Marc Helbling is head of the Emmy-Noether research group ‘Immigration Policies in Comparison’ (IMPIC) at the Social Science Research Center Berlin (WZB). He was a guest lecturer at Princeton University and a visiting fellow at Harvard University. His research fields include, among others, immigration and citizenship politics, nationalism as well as xenophobia and Islamophobia.
Mr. Helbling's articles were published among others in Electoral Studies, European Journal of Political Research, Ethnic and Racial Studies, and West European Politics. 

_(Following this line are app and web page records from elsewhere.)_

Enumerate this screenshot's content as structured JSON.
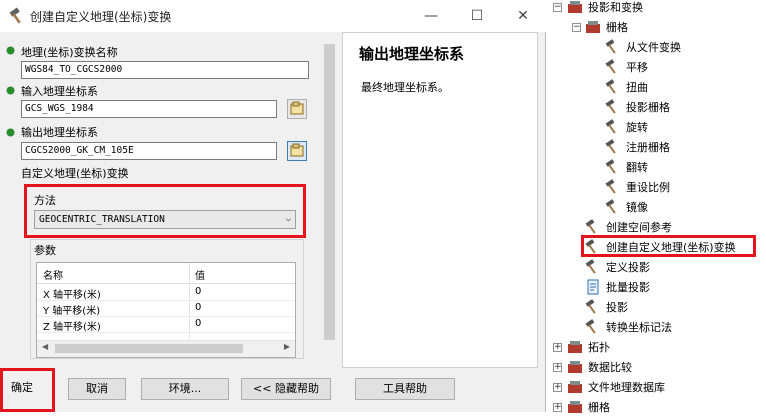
{
  "window": {
    "title": "创建自定义地理(坐标)变换",
    "controls": {
      "minimize": "—",
      "maximize": "☐",
      "close": "✕"
    }
  },
  "form": {
    "name_label": "地理(坐标)变换名称",
    "name_value": "WGS84_TO_CGCS2000",
    "input_label": "输入地理坐标系",
    "input_value": "GCS_WGS_1984",
    "output_label": "输出地理坐标系",
    "output_value": "CGCS2000_GK_CM_105E",
    "custom_label": "自定义地理(坐标)变换",
    "method_label": "方法",
    "method_value": "GEOCENTRIC_TRANSLATION",
    "params_label": "参数",
    "params_table": {
      "headers": [
        "名称",
        "值"
      ],
      "rows": [
        {
          "name": "X 轴平移(米)",
          "value": "0"
        },
        {
          "name": "Y 轴平移(米)",
          "value": "0"
        },
        {
          "name": "Z 轴平移(米)",
          "value": "0"
        }
      ]
    }
  },
  "help": {
    "title": "输出地理坐标系",
    "text": "最终地理坐标系。"
  },
  "buttons": {
    "ok": "确定",
    "cancel": "取消",
    "env": "环境...",
    "hide_help": "<< 隐藏帮助",
    "tool_help": "工具帮助"
  },
  "tree": {
    "projections_and_transformations": "投影和变换",
    "raster_group": "栅格",
    "raster_tools": [
      "从文件变换",
      "平移",
      "扭曲",
      "投影栅格",
      "旋转",
      "注册栅格",
      "翻转",
      "重设比例",
      "镜像"
    ],
    "tools": [
      "创建空间参考",
      "创建自定义地理(坐标)变换",
      "定义投影",
      "批量投影",
      "投影",
      "转换坐标记法"
    ],
    "toolsets": [
      "拓扑",
      "数据比较",
      "文件地理数据库",
      "栅格"
    ]
  },
  "colors": {
    "highlight": "#e3141d",
    "toolbox_red": "#c0392b"
  }
}
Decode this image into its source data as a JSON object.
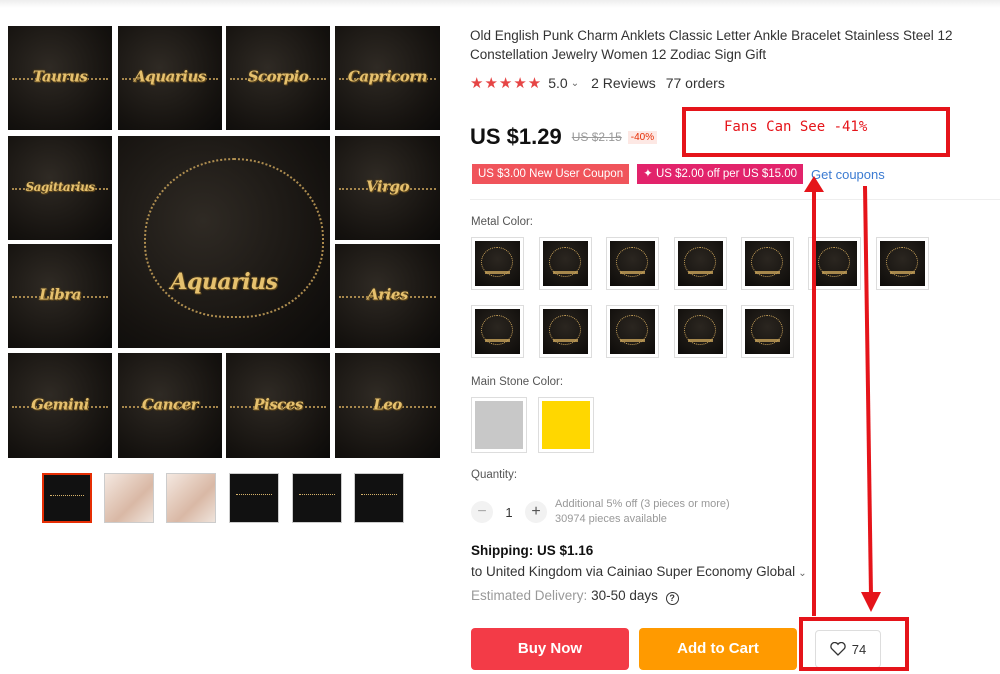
{
  "gallery": {
    "tiles": [
      "Taurus",
      "Aquarius",
      "Scorpio",
      "Capricorn",
      "Sagittarius",
      "Virgo",
      "Libra",
      "Aries",
      "Gemini",
      "Cancer",
      "Pisces",
      "Leo"
    ],
    "center_word": "Aquarius"
  },
  "product": {
    "title": "Old English Punk Charm Anklets Classic Letter Ankle Bracelet Stainless Steel 12 Constellation Jewelry Women 12 Zodiac Sign Gift",
    "stars": "★★★★★",
    "rating": "5.0",
    "reviews": "2 Reviews",
    "orders": "77 orders",
    "price": "US $1.29",
    "old_price": "US $2.15",
    "discount": "-40%",
    "coupons": [
      "US $3.00 New User Coupon",
      "✦ US $2.00 off per US $15.00"
    ],
    "get_coupons": "Get coupons"
  },
  "options": {
    "metal_label": "Metal Color:",
    "metal_swatches": [
      "Taurus",
      "Aquarius",
      "Scorpio",
      "Capricorn",
      "Sagittarius",
      "Virgo",
      "Libra",
      "Aries",
      "Cancer",
      "Gemini",
      "Pisces",
      "Leo"
    ],
    "stone_label": "Main Stone Color:",
    "stone_colors": [
      "#c8c8c8",
      "#ffd700"
    ]
  },
  "quantity": {
    "label": "Quantity:",
    "value": "1",
    "note1": "Additional 5% off (3 pieces or more)",
    "note2": "30974 pieces available",
    "minus": "−",
    "plus": "+"
  },
  "shipping": {
    "title": "Shipping: US $1.16",
    "dest": "to United Kingdom via Cainiao Super Economy Global",
    "delivery_label": "Estimated Delivery:",
    "delivery_days": "30-50 days",
    "help": "?"
  },
  "actions": {
    "buy": "Buy Now",
    "cart": "Add to Cart",
    "wish_count": "74"
  },
  "annotation": {
    "text": "Fans Can See -41%",
    "color": "#e5141a"
  }
}
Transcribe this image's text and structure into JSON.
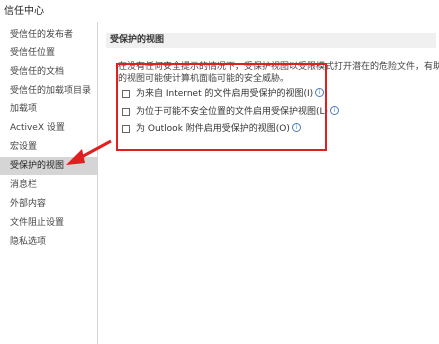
{
  "window": {
    "title": "信任中心"
  },
  "sidebar": {
    "items": [
      {
        "label": "受信任的发布者"
      },
      {
        "label": "受信任位置"
      },
      {
        "label": "受信任的文档"
      },
      {
        "label": "受信任的加载项目录"
      },
      {
        "label": "加载项"
      },
      {
        "label": "ActiveX 设置"
      },
      {
        "label": "宏设置"
      },
      {
        "label": "受保护的视图"
      },
      {
        "label": "消息栏"
      },
      {
        "label": "外部内容"
      },
      {
        "label": "文件阻止设置"
      },
      {
        "label": "隐私选项"
      }
    ],
    "active_index": 7
  },
  "main": {
    "section_title": "受保护的视图",
    "description_line1": "在没有任何安全提示的情况下，受保护视图以受限模式打开潜在的危险文件，有助于最",
    "description_line2": "的视图可能使计算机面临可能的安全威胁。",
    "options": [
      {
        "label": "为来自 Internet 的文件启用受保护的视图(I)",
        "checked": false,
        "info_icon": true
      },
      {
        "label": "为位于可能不安全位置的文件启用受保护视图(L)",
        "checked": false,
        "info_icon": true
      },
      {
        "label": "为 Outlook 附件启用受保护的视图(O)",
        "checked": false,
        "info_icon": true
      }
    ]
  },
  "annotations": {
    "highlight_color": "#e02020",
    "arrow_color": "#e02020"
  }
}
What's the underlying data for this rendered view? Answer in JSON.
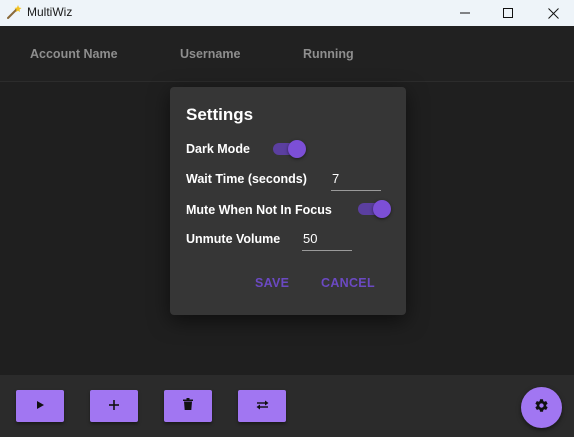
{
  "window": {
    "title": "MultiWiz",
    "icon": "magic-wand-icon"
  },
  "table": {
    "columns": [
      "Account Name",
      "Username",
      "Running"
    ]
  },
  "settings": {
    "title": "Settings",
    "dark_mode": {
      "label": "Dark Mode",
      "enabled": true
    },
    "wait_time": {
      "label": "Wait Time (seconds)",
      "value": "7"
    },
    "mute_focus": {
      "label": "Mute When Not In Focus",
      "enabled": true
    },
    "unmute_volume": {
      "label": "Unmute Volume",
      "value": "50"
    },
    "save_label": "SAVE",
    "cancel_label": "CANCEL"
  },
  "toolbar": {
    "buttons": [
      {
        "icon": "play-icon"
      },
      {
        "icon": "plus-icon"
      },
      {
        "icon": "trash-icon"
      },
      {
        "icon": "swap-icon"
      }
    ],
    "fab_icon": "gear-icon"
  },
  "colors": {
    "accent": "#a176f2",
    "accent_dark": "#6b49c2",
    "background": "#1f1f1f",
    "dialog": "#363636"
  }
}
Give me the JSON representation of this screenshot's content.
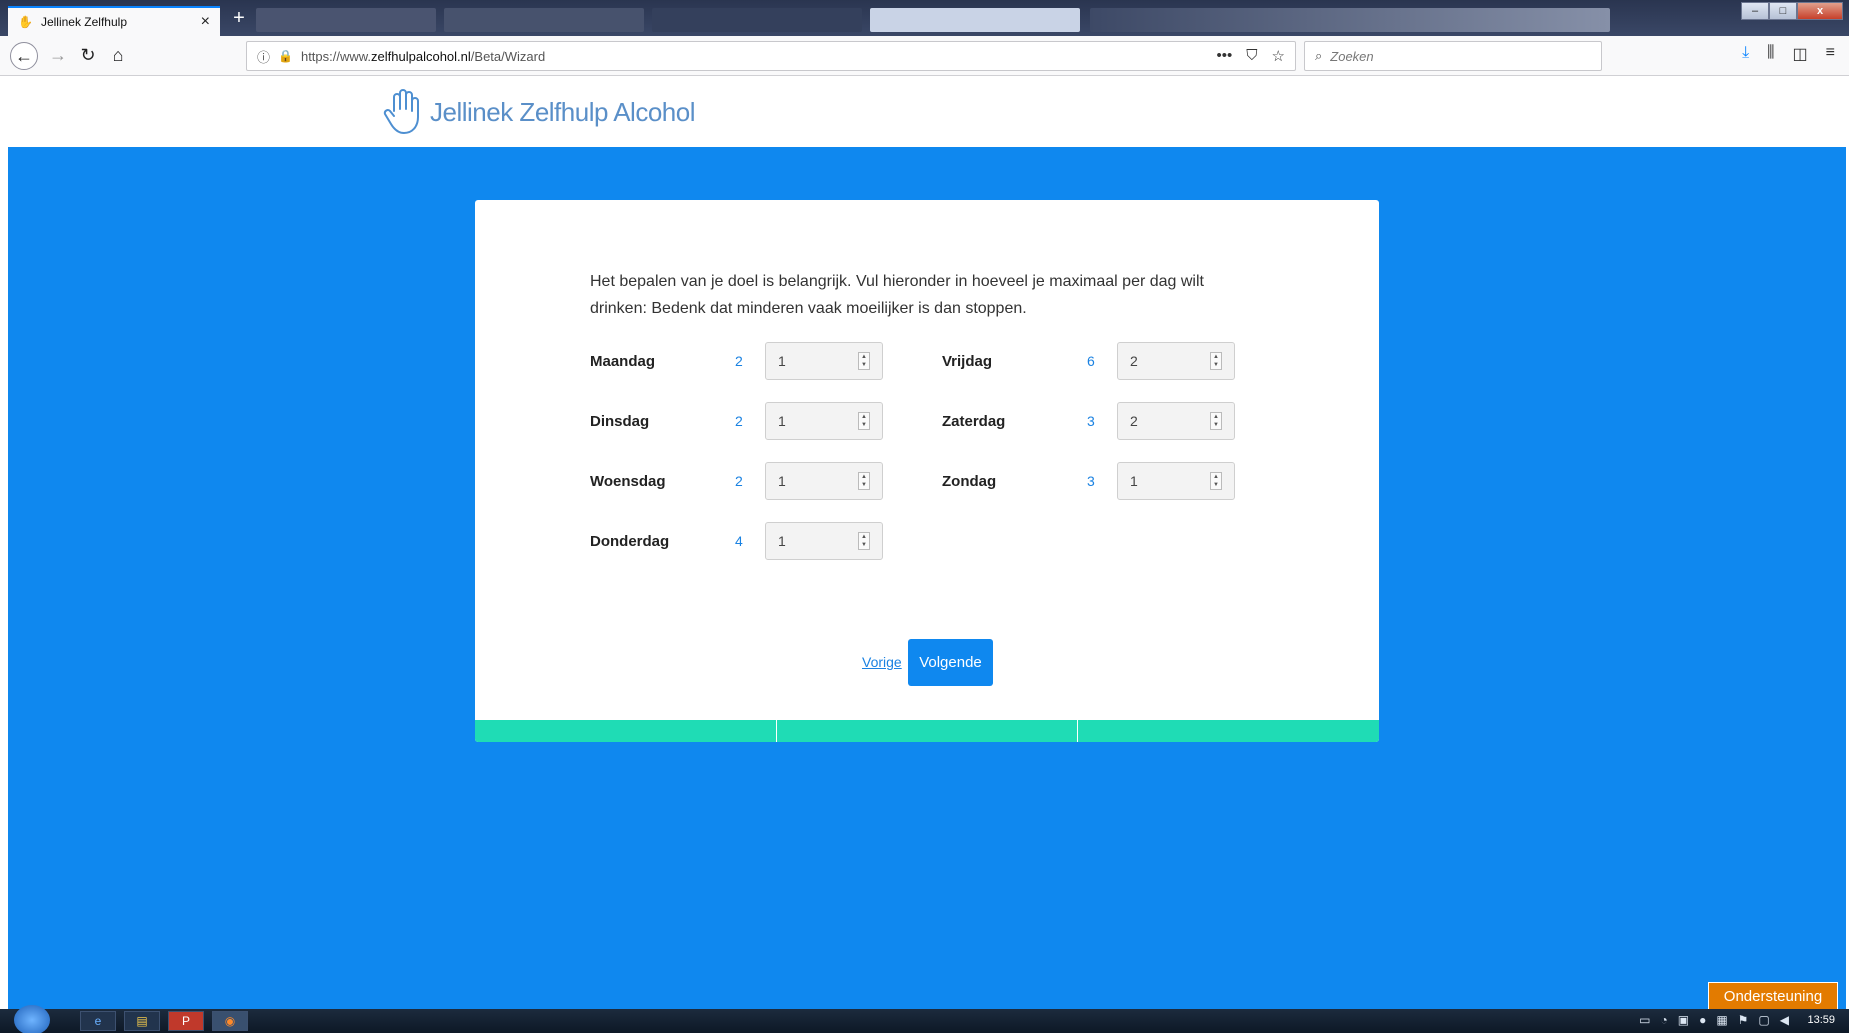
{
  "browser": {
    "tab_title": "Jellinek Zelfhulp",
    "new_tab": "+",
    "url_prefix": "https://www.",
    "url_domain": "zelfhulpalcohol.nl",
    "url_path": "/Beta/Wizard",
    "search_placeholder": "Zoeken",
    "more": "•••"
  },
  "site": {
    "logo_text": "Jellinek Zelfhulp Alcohol"
  },
  "form": {
    "intro": "Het bepalen van je doel is belangrijk. Vul hieronder in hoeveel je maximaal per dag wilt drinken: Bedenk dat minderen vaak moeilijker is dan stoppen.",
    "days": [
      {
        "label": "Maandag",
        "current": "2",
        "value": "1"
      },
      {
        "label": "Dinsdag",
        "current": "2",
        "value": "1"
      },
      {
        "label": "Woensdag",
        "current": "2",
        "value": "1"
      },
      {
        "label": "Donderdag",
        "current": "4",
        "value": "1"
      },
      {
        "label": "Vrijdag",
        "current": "6",
        "value": "2"
      },
      {
        "label": "Zaterdag",
        "current": "3",
        "value": "2"
      },
      {
        "label": "Zondag",
        "current": "3",
        "value": "1"
      }
    ],
    "prev_label": "Vorige",
    "next_label": "Volgende",
    "progress_segments": 3
  },
  "support_label": "Ondersteuning",
  "taskbar": {
    "clock": "13:59"
  },
  "colors": {
    "page_blue": "#0f88ef",
    "progress_green": "#1fdcb5",
    "support_orange": "#e37b00",
    "link_blue": "#1a82e2"
  }
}
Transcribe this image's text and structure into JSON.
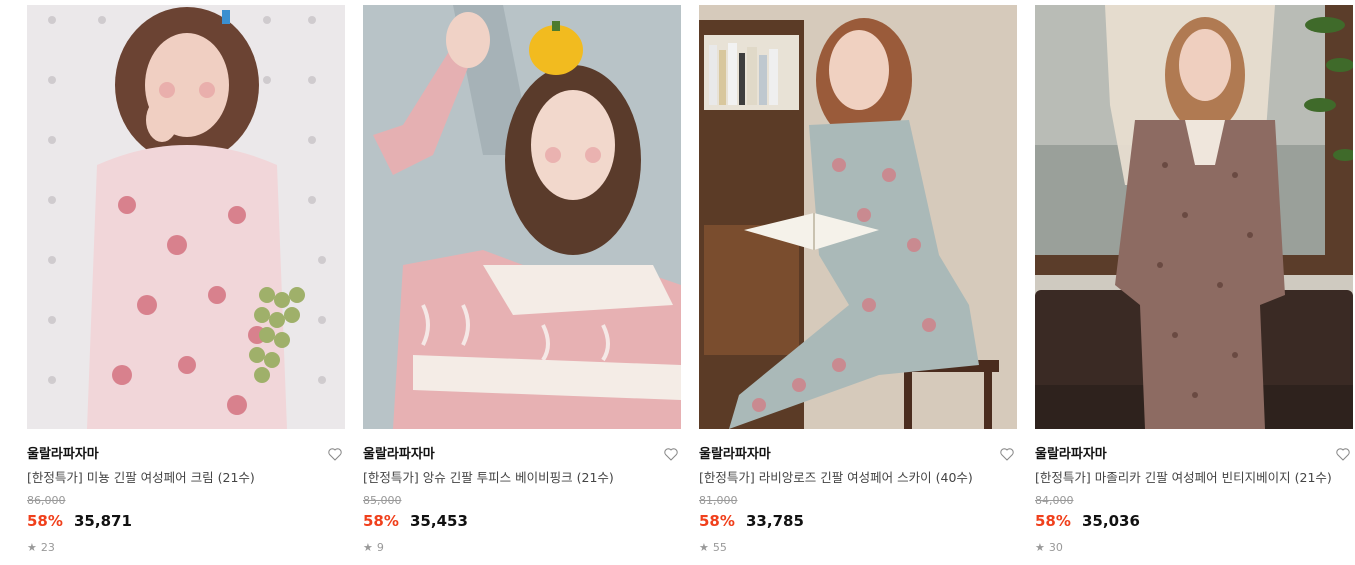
{
  "products": [
    {
      "brand": "울랄라파자마",
      "title": "[한정특가] 미뇽 긴팔 여성페어 크림 (21수)",
      "original_price": "86,000",
      "discount": "58%",
      "price": "35,871",
      "reviews": "23",
      "photo": "woman-in-cream-floral-pajamas-with-grapes",
      "colors": {
        "bg": "#e9e7e8",
        "main": "#f1d6d9",
        "accent": "#d8818d",
        "hair": "#6b4333"
      }
    },
    {
      "brand": "울랄라파자마",
      "title": "[한정특가] 앙슈 긴팔 투피스 베이비핑크 (21수)",
      "original_price": "85,000",
      "discount": "58%",
      "price": "35,453",
      "reviews": "9",
      "photo": "woman-in-pink-ruffled-pajamas-with-pepper",
      "colors": {
        "bg": "#b7c2c6",
        "main": "#e7b1b3",
        "accent": "#f3e9e4",
        "hair": "#5a3b2b"
      }
    },
    {
      "brand": "울랄라파자마",
      "title": "[한정특가] 라비앙로즈 긴팔 여성페어 스카이 (40수)",
      "original_price": "81,000",
      "discount": "58%",
      "price": "33,785",
      "reviews": "55",
      "photo": "woman-reading-in-sky-floral-pajamas",
      "colors": {
        "bg": "#d4c8b8",
        "main": "#aab9b8",
        "accent": "#c98a90",
        "hair": "#9a5b3a"
      }
    },
    {
      "brand": "울랄라파자마",
      "title": "[한정특가] 마졸리카 긴팔 여성페어 빈티지베이지 (21수)",
      "original_price": "84,000",
      "discount": "58%",
      "price": "35,036",
      "reviews": "30",
      "photo": "woman-in-vintage-beige-pajamas-by-window",
      "colors": {
        "bg": "#c9c6bd",
        "main": "#8d6b62",
        "accent": "#efe6dc",
        "hair": "#b07a52"
      }
    }
  ]
}
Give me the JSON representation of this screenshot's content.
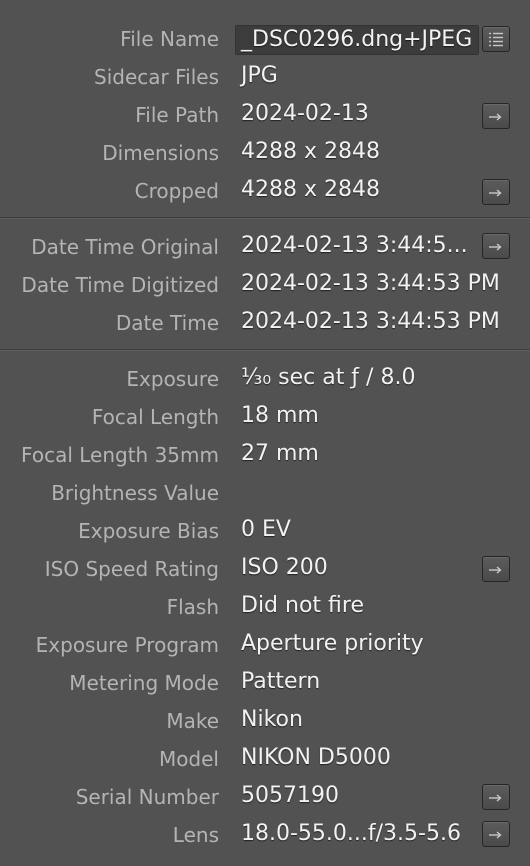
{
  "metadata": {
    "file_name": {
      "label": "File Name",
      "value": "_DSC0296.dng+JPEG"
    },
    "sidecar_files": {
      "label": "Sidecar Files",
      "value": "JPG"
    },
    "file_path": {
      "label": "File Path",
      "value": "2024-02-13"
    },
    "dimensions": {
      "label": "Dimensions",
      "value": "4288 x 2848"
    },
    "cropped": {
      "label": "Cropped",
      "value": "4288 x 2848"
    },
    "date_time_original": {
      "label": "Date Time Original",
      "value": "2024-02-13 3:44:5..."
    },
    "date_time_digitized": {
      "label": "Date Time Digitized",
      "value": "2024-02-13 3:44:53 PM"
    },
    "date_time": {
      "label": "Date Time",
      "value": "2024-02-13 3:44:53 PM"
    },
    "exposure": {
      "label": "Exposure",
      "value": "⅟₃₀ sec at ƒ / 8.0"
    },
    "focal_length": {
      "label": "Focal Length",
      "value": "18 mm"
    },
    "focal_length_35mm": {
      "label": "Focal Length 35mm",
      "value": "27 mm"
    },
    "brightness_value": {
      "label": "Brightness Value",
      "value": ""
    },
    "exposure_bias": {
      "label": "Exposure Bias",
      "value": "0 EV"
    },
    "iso_speed_rating": {
      "label": "ISO Speed Rating",
      "value": "ISO 200"
    },
    "flash": {
      "label": "Flash",
      "value": "Did not fire"
    },
    "exposure_program": {
      "label": "Exposure Program",
      "value": "Aperture priority"
    },
    "metering_mode": {
      "label": "Metering Mode",
      "value": "Pattern"
    },
    "make": {
      "label": "Make",
      "value": "Nikon"
    },
    "model": {
      "label": "Model",
      "value": "NIKON D5000"
    },
    "serial_number": {
      "label": "Serial Number",
      "value": "5057190"
    },
    "lens": {
      "label": "Lens",
      "value": "18.0-55.0...f/3.5-5.6"
    }
  },
  "icons": {
    "list": "list-icon",
    "goto": "go-to-arrow-icon"
  },
  "colors": {
    "background": "#525252",
    "label": "#b4b4b4",
    "value": "#f2f2f2"
  }
}
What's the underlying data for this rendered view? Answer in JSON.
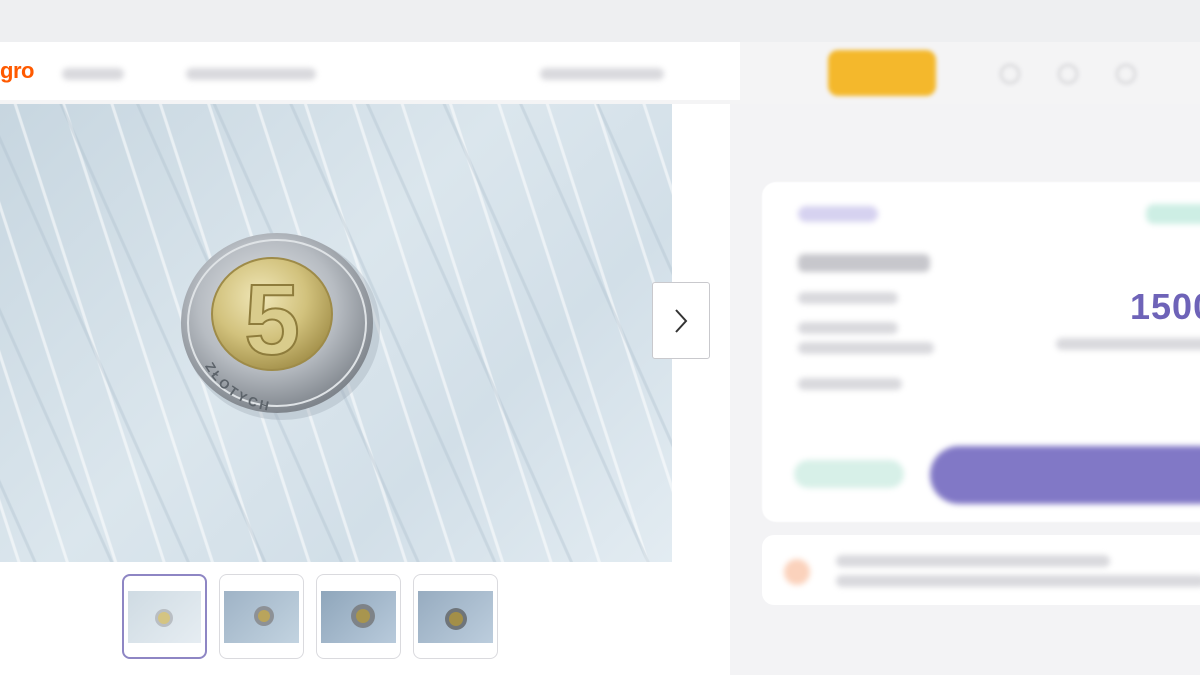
{
  "header": {
    "logo_text": "gro"
  },
  "gallery": {
    "coin": {
      "denomination": "5",
      "inscription": "ZŁOTYCH"
    },
    "thumbnail_count": 4,
    "active_thumbnail": 1,
    "next_icon": "chevron-right-icon"
  },
  "offer": {
    "price": "1500"
  },
  "colors": {
    "brand": "#ff5a00",
    "accent": "#6e63b8",
    "highlight": "#f4b82c"
  }
}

This paper reveals that while Muslims have a surprisingly good reputation in Western Europe, the headscarf is opposed by a large majority. Several arguments are developed in this paper to investigate why people make a difference between Muslims as a group and their religious practices. While attitudes towards Muslims hardly vary across countries there is a lot of variation of resentment against the head- scarf. It appears that the more state and church are separated in a country the more negative are attitudes towards new religious practices. At the individual level it will be tested to what extent general xenophobic attitudes, liberal values and religiosity help us understand why attitudes differ. It will be shown, among others, that reli- gious people are opposed towards Muslims but not towards their religious practices. On other hand, people with liberal values are tolerant towards Muslims as a group but feel torn when it comes to religious practices such as wearing the headscarf that for some people stands for the illiberal values of Islam. Data from a survey in six Western European countries will be analyzed. Despite all the controversial political debates this is one of the first studies that analyzes attitudes towards Muslim immi- grants across several countries, and for the first time attitudes towards Muslims as a group and the Muslim headscarf are compared.